An early paper established the concept of "general productivity" later known as "total productivity" and its centrality to measuring Human Capital And Economic Growth In , he visited Cuba and then went on to Ghana and Guinea. He held posts at the University of Brasilia and the National Autonomous University of Mexico, Mexico City , before becoming professor of sociology at the University of Chile, Santiago His ideas started coming into favour after Salvador Allende was elected president in , though when Frank, already persona non grata in the US for his support of the Cuban revolution, arrived in , Allende, then president of the senate, had to meet him at the airport to prevent him being deported.
He dedicated the next two decades to analysing the global crisis and the failures of neo-liberalism and Reagan-omics, with posts at the Max Planck Institute, Bavaria , the University of East Anglia , and the University of Amsterdam From , he turned increasingly to analysis of the global crisis of capital accumulation, addressing the disastrous onset of market ideology and the return of "efficiency before equity" in theory and policy.

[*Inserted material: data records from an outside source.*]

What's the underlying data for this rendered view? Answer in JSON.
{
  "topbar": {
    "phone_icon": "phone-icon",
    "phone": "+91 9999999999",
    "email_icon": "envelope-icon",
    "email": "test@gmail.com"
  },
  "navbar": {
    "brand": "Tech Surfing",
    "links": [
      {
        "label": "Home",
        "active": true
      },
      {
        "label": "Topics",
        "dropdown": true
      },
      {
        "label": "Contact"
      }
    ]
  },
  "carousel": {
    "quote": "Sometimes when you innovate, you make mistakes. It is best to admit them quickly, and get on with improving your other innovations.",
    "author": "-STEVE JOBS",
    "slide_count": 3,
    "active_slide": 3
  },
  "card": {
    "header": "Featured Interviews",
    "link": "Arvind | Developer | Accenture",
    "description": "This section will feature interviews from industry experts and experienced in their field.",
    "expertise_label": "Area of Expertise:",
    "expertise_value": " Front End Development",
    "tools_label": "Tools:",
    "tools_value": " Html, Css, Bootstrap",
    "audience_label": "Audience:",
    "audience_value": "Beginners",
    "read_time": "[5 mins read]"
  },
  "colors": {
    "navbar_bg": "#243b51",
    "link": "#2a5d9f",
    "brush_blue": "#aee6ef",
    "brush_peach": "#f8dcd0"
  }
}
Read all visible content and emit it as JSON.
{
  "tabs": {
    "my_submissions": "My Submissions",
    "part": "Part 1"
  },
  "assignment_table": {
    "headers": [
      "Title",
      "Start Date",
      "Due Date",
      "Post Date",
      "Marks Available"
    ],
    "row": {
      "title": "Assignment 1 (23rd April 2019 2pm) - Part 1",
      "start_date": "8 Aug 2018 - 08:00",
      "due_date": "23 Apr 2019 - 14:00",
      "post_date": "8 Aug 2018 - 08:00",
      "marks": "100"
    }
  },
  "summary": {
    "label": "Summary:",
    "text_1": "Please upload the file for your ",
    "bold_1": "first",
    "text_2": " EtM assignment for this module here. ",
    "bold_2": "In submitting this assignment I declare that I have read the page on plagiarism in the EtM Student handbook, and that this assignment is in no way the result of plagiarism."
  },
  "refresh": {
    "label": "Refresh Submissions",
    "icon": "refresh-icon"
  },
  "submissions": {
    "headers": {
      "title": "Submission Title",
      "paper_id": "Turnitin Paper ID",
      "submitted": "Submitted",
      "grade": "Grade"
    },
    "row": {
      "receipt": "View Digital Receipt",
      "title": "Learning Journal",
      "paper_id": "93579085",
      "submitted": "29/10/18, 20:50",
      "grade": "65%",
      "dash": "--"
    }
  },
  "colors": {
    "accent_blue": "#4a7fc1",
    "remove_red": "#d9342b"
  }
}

By then, he felt that development itself had "all but disappeared" from discussion, being replaced by "only economic or debt crisis management". This book, and its unfinished sequel, ReOrient The 19th Century, explored the historical method in new directions, again challenging received theory about the rise of the west and the supposed role of the market and free trade, as opposed to coercion and imperialism.

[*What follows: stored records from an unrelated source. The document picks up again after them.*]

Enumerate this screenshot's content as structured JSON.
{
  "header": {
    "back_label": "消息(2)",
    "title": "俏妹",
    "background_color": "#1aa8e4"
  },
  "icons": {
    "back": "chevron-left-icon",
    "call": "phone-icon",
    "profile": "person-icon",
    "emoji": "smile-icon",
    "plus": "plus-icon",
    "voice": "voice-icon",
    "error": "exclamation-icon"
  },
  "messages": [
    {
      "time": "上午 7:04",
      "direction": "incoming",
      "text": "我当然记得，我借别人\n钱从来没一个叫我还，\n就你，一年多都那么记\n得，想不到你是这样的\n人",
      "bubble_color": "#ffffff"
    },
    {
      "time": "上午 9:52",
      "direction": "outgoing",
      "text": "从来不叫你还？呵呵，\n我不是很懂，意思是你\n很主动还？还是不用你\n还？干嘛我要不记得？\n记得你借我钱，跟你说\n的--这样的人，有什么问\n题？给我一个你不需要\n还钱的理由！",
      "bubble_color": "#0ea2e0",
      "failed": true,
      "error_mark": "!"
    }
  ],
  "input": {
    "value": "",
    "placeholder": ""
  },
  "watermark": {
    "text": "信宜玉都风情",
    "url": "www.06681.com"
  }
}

Despite the many causes for pessimism, Frank maintained that the disadvantaged of the world would act to protect their lives and interests. To the end, he believed that change for the better was possible. He was principled and uncompromising.
Above all, he was courageous, and never afraid to be unpopular. He gave people the answers they needed to hear, not the answers they wanted to hear. He is survived by his third wife, Alison, and by his sons, Paul and Miguel, from his marriage to Marta, who died in

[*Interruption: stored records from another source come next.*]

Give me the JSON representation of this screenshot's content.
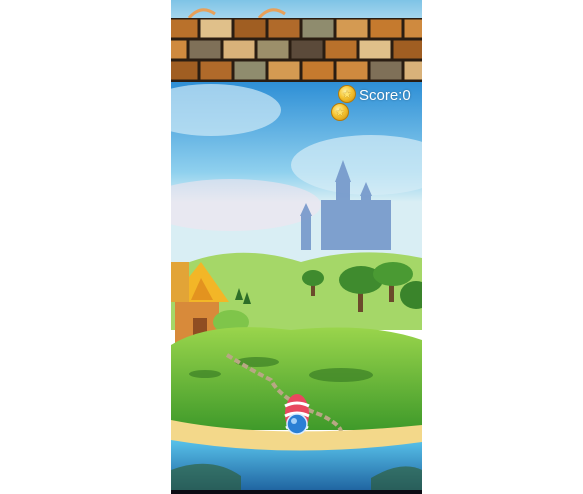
{
  "hud": {
    "score_label": "Score:0",
    "coin_icons": [
      "coin-star-icon",
      "coin-star-icon"
    ]
  },
  "scene": {
    "brick_colors": [
      "#b9712b",
      "#cf8a3f",
      "#a05e22",
      "#d9b27a",
      "#8f8c6e",
      "#5b4a3a",
      "#c57a2e",
      "#e0c08a",
      "#7f7058",
      "#b06a2a",
      "#9c8f6a",
      "#d49a52"
    ],
    "sky_top": "#2e8fd6",
    "sky_mid": "#8fd0ee",
    "grass": "#74c23a",
    "castle": "#6f93c8",
    "sea": "#3aa3d9"
  },
  "launcher": {
    "icon": "candy-bubble-launcher-icon",
    "ball_color": "#2a7fd4",
    "stripe_colors": [
      "#e8485f",
      "#ffffff"
    ]
  }
}
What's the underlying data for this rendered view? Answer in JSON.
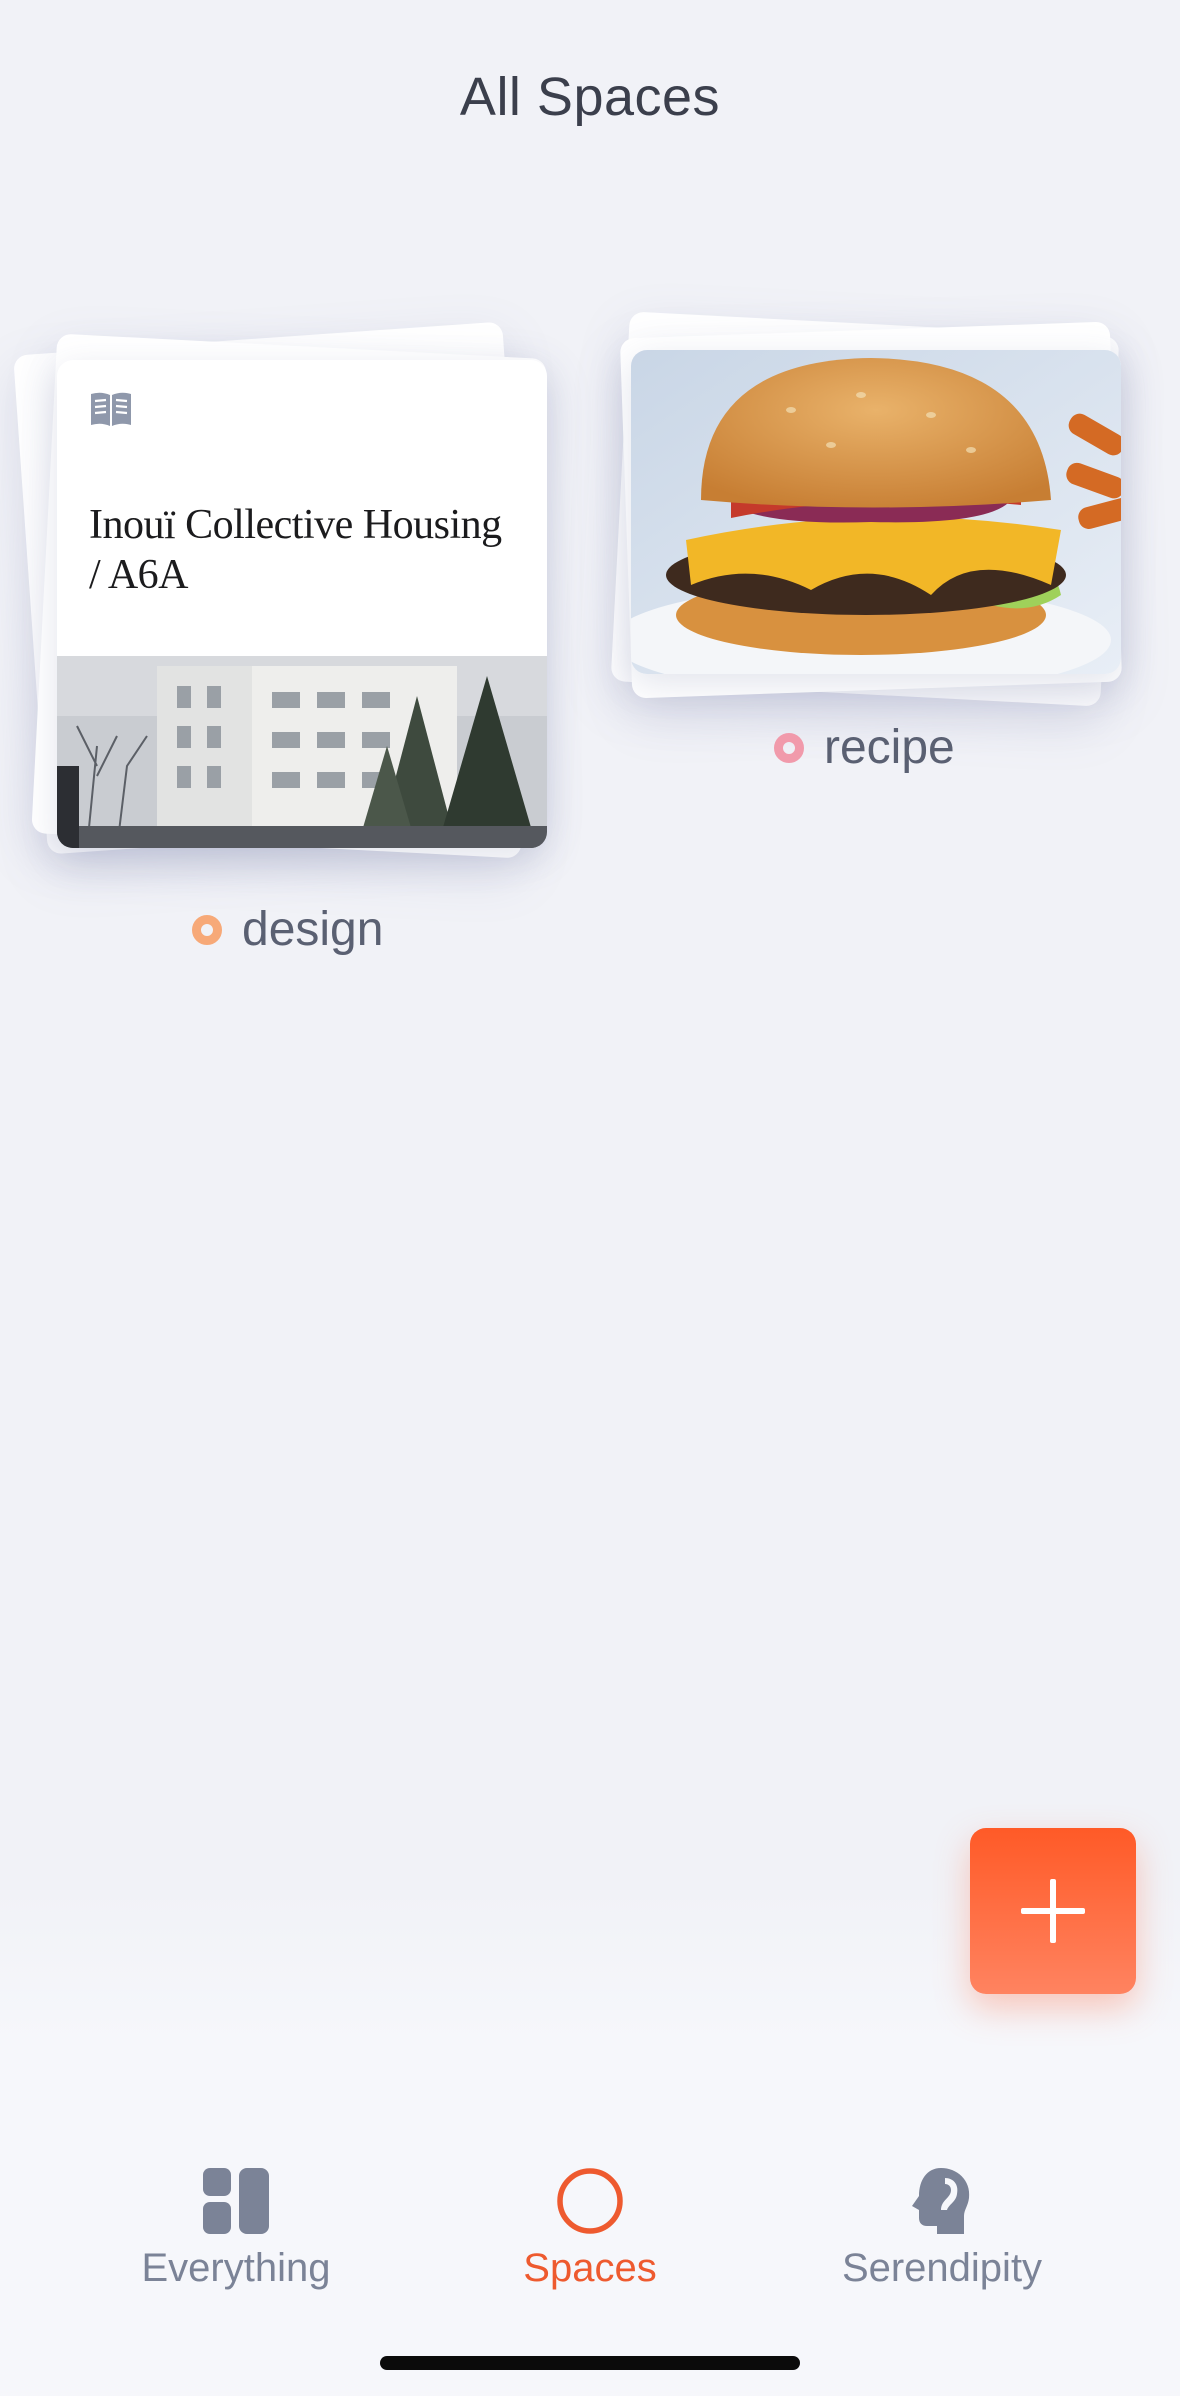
{
  "header": {
    "title": "All Spaces"
  },
  "spaces": [
    {
      "name": "design",
      "ring_color": "#f7a978",
      "cover": {
        "kind": "article",
        "icon": "reader-icon",
        "title": "Inouï Collective Housing / A6A"
      }
    },
    {
      "name": "recipe",
      "ring_color": "#f19aab",
      "cover": {
        "kind": "image",
        "icon": "burger-photo"
      }
    }
  ],
  "fab": {
    "icon": "plus-icon",
    "color": "#ff6a3d"
  },
  "bottom_nav": {
    "tabs": [
      {
        "label": "Everything",
        "icon": "grid-icon",
        "active": false
      },
      {
        "label": "Spaces",
        "icon": "circle-icon",
        "active": true
      },
      {
        "label": "Serendipity",
        "icon": "head-icon",
        "active": false
      }
    ],
    "active_color": "#ee5a2f",
    "inactive_color": "#7b8397"
  }
}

Andre Gunder Frank
Related Books About the Book Andre Gunder Frank asks us to ReOrient our views away from Eurocentrism—to see the rise of the West as a mere blip in what was, and is again becoming, an Asia-centered world. In a bold challenge to received historiography and social theory he turns on its head the world according to Marx, Weber, and other theorists, including Polanyi, Rostow, Braudel, and Wallerstein. Frank explains the Rise of the West in world economic and demographic terms that relate it in a single historical sweep to the decline of the East around European states, he says, used the silver extracted from the American colonies to buy entry into an expanding Asian market that already flourished in the global economy. Resorting to import substitution and export promotion in the world market, they became Newly Industrializing Economies and tipped the global economic balance to the West. That is precisely what East Asia is doing today, Frank points out, to recover its traditional dominance.
André Gunder Frank
Biography[ edit ] Frank was born in Germany to Jewish  parents, pacifist writer Leonhard Frank and his second wife Elena Maqenne Penswehr, but his family fled the country when Adolf Hitler was appointed Chancellor. Frank received schooling in several places in Switzerland , where his family settled, until they emigrated to the United States in He earned his Ph. His doctorate was a study of Soviet agriculture entitled Growth and Productivity in Ukrainian Agriculture from to Ironically, his dissertation supervisor was Milton Friedman , a man whose laissez faire approach to economics Frank would later harshly criticize.
ReORIENT: Global Economy in the Asian Age